MUMBAI: We have heard of women breaking the glass ceiling in the corporate world, but it’s in the unlikely corners of the country that women entrepreneurs are actually giving stiff competition to their male counterparts.
Unbelievably, north-eastern states like Manipur, Mizoram and Meghalaya are where women-run micro, small and medium enterprises (MSMEs) will likely overtake the usual testosterone-dominated business landscape, if they get the required support.
In fact, these three states lead the pack of top five states in the country with the highest number of women enterprises. As per the latest NSSO data, Manipur tops the charts with 481 women-owned MSMEs for every 1,000 in the state, much higher than the national average of 195.
Mizoram and Meghalaya are trailing in second and fourth spots with 392 and 351 MSMEs, respectively. Telangana stands third with over 373 women-owned MSMEs for every 1,000, while West Bengal has 327.
In all, women entrepreneurs account for 20 per cent of all MSMEs in the country, lower than the global average of 30 per cent of formal small and medium enterprises (SMEs) owned and run by women.

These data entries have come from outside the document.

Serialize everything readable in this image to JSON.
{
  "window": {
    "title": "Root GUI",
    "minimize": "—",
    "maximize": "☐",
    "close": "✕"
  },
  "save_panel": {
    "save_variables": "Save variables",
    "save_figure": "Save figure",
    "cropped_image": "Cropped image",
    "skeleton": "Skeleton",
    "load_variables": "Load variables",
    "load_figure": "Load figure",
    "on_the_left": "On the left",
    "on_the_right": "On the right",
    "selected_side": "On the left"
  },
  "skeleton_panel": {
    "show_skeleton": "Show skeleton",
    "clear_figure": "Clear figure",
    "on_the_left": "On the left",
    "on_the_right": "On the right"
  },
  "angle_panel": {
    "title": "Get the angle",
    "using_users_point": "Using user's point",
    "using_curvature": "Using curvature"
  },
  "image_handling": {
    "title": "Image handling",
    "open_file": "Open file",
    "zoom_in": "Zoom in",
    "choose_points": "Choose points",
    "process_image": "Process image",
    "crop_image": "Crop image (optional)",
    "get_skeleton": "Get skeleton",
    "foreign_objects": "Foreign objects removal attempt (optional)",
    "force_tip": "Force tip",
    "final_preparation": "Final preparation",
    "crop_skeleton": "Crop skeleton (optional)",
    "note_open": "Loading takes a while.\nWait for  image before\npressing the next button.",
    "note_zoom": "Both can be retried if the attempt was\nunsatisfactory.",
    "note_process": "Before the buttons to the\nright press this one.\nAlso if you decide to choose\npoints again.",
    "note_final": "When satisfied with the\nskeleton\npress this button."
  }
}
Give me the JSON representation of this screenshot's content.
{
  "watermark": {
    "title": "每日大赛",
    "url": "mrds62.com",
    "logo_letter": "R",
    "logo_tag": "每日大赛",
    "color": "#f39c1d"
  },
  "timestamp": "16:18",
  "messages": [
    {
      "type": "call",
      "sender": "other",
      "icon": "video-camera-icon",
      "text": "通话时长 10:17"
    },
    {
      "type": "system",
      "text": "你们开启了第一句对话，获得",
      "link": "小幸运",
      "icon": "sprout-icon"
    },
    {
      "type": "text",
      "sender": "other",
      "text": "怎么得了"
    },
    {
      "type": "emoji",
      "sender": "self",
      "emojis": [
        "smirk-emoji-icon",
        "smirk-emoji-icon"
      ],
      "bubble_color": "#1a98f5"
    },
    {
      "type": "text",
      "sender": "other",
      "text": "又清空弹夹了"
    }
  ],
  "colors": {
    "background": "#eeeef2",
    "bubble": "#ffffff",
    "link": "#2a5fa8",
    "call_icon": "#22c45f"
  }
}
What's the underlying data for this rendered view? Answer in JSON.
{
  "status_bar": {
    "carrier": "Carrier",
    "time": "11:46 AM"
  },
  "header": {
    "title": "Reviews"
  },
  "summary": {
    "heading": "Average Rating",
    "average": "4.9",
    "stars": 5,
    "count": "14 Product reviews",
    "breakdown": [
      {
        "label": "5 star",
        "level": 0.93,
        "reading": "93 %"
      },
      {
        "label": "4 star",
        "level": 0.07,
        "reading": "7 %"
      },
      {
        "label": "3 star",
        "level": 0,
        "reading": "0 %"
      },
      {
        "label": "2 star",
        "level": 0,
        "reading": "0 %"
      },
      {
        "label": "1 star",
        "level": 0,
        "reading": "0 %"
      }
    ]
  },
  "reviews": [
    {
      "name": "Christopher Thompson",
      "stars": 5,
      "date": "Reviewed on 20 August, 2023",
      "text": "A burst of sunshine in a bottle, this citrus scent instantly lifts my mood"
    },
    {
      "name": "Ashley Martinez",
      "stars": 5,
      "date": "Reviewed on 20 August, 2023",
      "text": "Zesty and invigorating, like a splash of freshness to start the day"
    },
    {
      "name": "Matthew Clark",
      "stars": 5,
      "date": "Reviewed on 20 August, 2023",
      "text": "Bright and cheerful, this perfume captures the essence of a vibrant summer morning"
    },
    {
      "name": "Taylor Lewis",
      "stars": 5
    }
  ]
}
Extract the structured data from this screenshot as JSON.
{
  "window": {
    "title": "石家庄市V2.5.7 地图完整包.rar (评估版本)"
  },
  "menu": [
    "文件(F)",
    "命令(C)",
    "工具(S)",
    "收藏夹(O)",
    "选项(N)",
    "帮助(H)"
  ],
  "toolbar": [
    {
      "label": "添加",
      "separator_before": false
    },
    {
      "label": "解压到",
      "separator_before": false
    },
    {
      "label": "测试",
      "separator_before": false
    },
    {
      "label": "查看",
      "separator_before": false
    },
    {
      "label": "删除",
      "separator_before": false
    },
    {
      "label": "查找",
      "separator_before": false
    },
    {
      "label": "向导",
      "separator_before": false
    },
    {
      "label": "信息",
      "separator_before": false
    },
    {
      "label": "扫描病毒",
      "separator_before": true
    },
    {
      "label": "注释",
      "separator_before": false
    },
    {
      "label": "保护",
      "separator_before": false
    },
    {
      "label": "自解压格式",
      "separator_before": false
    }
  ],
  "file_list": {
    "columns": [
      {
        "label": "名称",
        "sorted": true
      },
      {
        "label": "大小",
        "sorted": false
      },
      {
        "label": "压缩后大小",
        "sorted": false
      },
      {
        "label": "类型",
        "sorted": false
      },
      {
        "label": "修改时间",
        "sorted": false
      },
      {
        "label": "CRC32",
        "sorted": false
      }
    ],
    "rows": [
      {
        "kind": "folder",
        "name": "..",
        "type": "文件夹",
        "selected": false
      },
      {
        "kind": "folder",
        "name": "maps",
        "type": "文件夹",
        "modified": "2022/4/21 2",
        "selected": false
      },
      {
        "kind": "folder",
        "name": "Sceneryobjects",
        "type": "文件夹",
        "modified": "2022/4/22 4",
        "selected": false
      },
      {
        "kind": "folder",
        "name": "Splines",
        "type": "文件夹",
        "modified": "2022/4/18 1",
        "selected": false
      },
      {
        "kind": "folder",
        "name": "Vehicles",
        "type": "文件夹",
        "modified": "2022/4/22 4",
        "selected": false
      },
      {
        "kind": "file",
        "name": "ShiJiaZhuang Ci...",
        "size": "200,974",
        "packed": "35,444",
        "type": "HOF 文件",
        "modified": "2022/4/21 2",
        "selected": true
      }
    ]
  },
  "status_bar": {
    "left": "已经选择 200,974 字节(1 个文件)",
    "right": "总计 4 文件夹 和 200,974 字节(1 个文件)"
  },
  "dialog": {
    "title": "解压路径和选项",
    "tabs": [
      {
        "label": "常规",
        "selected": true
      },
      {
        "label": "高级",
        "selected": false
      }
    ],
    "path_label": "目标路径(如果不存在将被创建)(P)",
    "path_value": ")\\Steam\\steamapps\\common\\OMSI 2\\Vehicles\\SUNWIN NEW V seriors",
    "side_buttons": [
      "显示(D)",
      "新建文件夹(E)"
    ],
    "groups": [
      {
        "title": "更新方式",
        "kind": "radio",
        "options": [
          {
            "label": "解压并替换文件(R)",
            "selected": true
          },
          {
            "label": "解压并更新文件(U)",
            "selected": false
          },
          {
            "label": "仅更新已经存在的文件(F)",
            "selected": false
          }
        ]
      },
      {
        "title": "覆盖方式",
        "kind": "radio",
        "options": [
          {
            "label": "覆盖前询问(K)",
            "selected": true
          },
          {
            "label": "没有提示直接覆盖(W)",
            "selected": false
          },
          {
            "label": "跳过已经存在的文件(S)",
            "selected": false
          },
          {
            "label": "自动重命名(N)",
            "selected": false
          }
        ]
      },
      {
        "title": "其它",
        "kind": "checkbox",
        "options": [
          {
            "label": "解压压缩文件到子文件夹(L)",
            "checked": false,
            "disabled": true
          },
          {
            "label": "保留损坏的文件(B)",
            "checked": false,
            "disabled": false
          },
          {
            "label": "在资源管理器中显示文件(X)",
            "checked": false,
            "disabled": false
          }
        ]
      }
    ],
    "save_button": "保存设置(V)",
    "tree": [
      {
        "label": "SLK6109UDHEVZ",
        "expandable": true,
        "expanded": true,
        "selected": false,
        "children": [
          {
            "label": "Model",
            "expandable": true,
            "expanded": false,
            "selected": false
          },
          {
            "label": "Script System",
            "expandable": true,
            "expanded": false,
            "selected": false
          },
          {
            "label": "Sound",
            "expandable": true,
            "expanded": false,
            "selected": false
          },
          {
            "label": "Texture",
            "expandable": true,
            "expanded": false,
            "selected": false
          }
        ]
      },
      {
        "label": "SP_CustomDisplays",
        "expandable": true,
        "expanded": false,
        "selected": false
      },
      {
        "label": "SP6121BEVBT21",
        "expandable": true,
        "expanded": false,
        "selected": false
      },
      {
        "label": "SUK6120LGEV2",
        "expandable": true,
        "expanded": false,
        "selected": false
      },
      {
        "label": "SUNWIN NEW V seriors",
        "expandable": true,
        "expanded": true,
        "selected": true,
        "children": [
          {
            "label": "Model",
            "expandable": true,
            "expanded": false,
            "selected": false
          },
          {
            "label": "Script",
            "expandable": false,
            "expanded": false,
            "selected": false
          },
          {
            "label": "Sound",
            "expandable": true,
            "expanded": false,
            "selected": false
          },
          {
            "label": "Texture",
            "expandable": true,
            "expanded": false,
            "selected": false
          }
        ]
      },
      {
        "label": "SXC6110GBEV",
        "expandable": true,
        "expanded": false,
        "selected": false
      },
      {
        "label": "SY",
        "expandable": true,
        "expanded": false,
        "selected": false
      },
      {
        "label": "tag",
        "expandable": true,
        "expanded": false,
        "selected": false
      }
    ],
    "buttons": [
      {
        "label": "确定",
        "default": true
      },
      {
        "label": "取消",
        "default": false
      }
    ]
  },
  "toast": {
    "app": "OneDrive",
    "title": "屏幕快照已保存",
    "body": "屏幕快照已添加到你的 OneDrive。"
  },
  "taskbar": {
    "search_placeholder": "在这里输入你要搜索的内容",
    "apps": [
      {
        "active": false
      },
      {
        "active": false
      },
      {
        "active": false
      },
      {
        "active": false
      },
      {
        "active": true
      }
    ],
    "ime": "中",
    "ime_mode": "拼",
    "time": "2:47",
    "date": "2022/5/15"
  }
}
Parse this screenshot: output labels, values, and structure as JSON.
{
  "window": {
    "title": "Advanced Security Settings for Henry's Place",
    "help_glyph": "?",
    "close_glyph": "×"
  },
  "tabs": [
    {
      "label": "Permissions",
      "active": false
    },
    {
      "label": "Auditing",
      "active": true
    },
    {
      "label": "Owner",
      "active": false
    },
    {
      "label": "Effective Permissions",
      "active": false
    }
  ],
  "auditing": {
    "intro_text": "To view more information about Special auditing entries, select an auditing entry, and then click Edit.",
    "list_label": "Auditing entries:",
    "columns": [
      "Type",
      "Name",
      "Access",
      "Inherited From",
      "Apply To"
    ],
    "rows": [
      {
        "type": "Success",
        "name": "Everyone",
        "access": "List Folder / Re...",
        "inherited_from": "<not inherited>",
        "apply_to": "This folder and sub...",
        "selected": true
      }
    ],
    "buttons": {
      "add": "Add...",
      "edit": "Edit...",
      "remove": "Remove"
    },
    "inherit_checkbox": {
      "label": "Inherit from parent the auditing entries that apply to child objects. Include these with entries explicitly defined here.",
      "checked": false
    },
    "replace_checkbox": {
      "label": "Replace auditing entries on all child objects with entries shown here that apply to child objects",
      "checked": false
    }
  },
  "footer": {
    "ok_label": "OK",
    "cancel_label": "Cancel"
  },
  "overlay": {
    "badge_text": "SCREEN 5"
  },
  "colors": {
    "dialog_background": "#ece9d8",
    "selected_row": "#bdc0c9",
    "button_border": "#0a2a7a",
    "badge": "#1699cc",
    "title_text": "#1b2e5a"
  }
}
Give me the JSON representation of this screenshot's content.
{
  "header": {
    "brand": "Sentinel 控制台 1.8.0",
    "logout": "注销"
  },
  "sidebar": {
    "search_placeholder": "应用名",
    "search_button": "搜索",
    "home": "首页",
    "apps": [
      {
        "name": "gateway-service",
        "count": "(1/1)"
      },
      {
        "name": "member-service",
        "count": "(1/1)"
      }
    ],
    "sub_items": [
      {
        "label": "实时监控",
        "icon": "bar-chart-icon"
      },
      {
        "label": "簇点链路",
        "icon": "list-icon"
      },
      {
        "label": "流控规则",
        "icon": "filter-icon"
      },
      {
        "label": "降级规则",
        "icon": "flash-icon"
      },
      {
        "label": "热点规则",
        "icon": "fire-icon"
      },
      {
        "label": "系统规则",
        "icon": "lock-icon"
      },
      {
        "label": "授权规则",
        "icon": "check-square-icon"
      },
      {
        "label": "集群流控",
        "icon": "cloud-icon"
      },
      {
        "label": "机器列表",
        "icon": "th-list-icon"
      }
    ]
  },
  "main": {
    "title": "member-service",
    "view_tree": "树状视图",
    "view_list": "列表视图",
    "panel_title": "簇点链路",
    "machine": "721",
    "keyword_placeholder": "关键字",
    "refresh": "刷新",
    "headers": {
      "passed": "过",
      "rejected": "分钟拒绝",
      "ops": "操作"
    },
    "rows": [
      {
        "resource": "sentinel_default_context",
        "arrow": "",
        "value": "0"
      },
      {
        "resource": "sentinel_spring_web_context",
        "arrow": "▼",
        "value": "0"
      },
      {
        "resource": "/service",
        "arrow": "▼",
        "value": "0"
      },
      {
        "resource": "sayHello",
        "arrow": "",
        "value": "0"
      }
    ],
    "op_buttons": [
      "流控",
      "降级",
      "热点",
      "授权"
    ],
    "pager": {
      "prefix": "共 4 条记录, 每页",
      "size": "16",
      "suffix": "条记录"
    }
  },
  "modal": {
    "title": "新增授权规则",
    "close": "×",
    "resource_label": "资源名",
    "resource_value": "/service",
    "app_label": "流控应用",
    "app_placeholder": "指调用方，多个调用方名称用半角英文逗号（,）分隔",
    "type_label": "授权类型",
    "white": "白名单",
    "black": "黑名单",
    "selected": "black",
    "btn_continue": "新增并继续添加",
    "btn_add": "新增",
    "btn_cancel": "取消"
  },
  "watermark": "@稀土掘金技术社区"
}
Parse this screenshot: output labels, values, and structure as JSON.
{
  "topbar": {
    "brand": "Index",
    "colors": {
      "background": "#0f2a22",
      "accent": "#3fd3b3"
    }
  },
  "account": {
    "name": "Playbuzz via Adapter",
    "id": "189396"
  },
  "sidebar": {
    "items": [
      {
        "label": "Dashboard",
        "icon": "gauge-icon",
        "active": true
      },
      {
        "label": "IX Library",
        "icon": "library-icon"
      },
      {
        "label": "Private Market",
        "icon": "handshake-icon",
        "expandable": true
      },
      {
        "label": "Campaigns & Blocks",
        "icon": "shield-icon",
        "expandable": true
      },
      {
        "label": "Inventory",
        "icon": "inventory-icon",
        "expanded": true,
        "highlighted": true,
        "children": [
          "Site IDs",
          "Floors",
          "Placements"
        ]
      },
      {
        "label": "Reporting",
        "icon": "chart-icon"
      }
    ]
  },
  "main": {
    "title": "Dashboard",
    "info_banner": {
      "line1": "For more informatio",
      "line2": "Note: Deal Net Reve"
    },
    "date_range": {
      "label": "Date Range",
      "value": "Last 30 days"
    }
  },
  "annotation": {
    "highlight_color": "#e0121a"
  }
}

This is also lower than 40 per cent in the US as of 2016.
Also, according to the Mastercard Index of Women Entrepreneurs, India is ranked 49 among 54 economies globally.
The World Bank estimates that 70 per cent of formal women-owned SMEs across developing countries either lack capital or don’t have access to it. In other words, it translates to nearly $300 billion annual credit deficit for formal women-owned SMEs.
Meanwhile, India is behind the curve not just in terms of the number of women entrepreneurs, but also lags in the total number employed by MSMEs.